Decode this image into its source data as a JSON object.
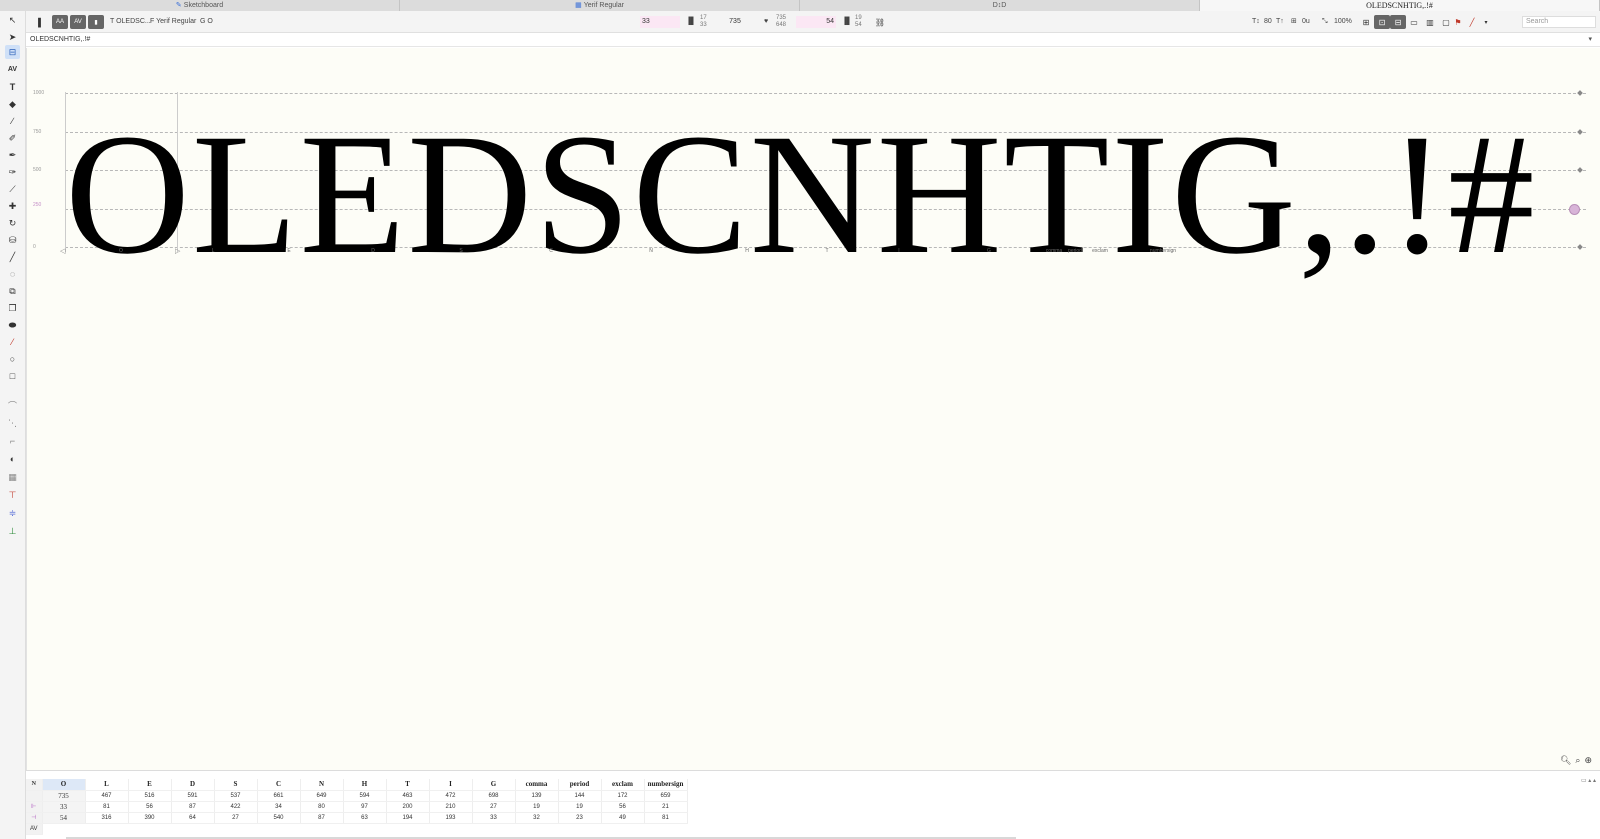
{
  "tabs": [
    {
      "label": "Sketchboard",
      "icon": "brush-icon"
    },
    {
      "label": "Yerif Regular",
      "icon": "grid-icon"
    },
    {
      "label": "D↕D",
      "icon": ""
    },
    {
      "label": "OLEDSCNHTIG,.!#",
      "icon": ""
    }
  ],
  "topbar": {
    "text_label": "T OLEDSC...",
    "font_label": "F Yerif Regular",
    "glyph_label": "G O",
    "lsb": "33",
    "lsb_sub_top": "17",
    "lsb_sub_bottom": "33",
    "width": "735",
    "width_sub_top": "735",
    "width_sub_bottom": "648",
    "rsb": "54",
    "rsb_sub_top": "19",
    "rsb_sub_bottom": "54",
    "size": "80",
    "spacing": "0u",
    "zoom": "100%",
    "search_placeholder": "Search"
  },
  "textline": {
    "value": "OLEDSCNHTIG,.!#"
  },
  "canvas": {
    "glyph_text": "OLEDSCNHTIG,.!#",
    "metric_labels": [
      "1000",
      "750",
      "500",
      "250",
      "0"
    ],
    "glyph_names": [
      "O",
      "L",
      "E",
      "D",
      "S",
      "C",
      "N",
      "H",
      "T",
      "I",
      "G",
      "comma",
      "period",
      "exclam",
      "numbersign"
    ]
  },
  "metrics_table": {
    "corner": "N",
    "headers": [
      "O",
      "L",
      "E",
      "D",
      "S",
      "C",
      "N",
      "H",
      "T",
      "I",
      "G",
      "comma",
      "period",
      "exclam",
      "numbersign"
    ],
    "rows": [
      {
        "label": "",
        "values": [
          "735",
          "467",
          "516",
          "591",
          "537",
          "661",
          "649",
          "594",
          "463",
          "472",
          "698",
          "139",
          "144",
          "172",
          "659"
        ]
      },
      {
        "label": "⊩",
        "values": [
          "33",
          "81",
          "56",
          "87",
          "422",
          "34",
          "80",
          "97",
          "200",
          "210",
          "27",
          "19",
          "19",
          "56",
          "21"
        ]
      },
      {
        "label": "⊣",
        "values": [
          "54",
          "316",
          "390",
          "64",
          "27",
          "540",
          "87",
          "63",
          "194",
          "193",
          "33",
          "32",
          "23",
          "49",
          "81"
        ]
      }
    ],
    "footer_label": "AV"
  }
}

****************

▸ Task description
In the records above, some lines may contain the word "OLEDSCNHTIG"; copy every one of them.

▸ Solution below
      "label": "OLEDSCNHTIG,.!#",
    "value": "OLEDSCNHTIG,.!#"
    "glyph_text": "OLEDSCNHTIG,.!#",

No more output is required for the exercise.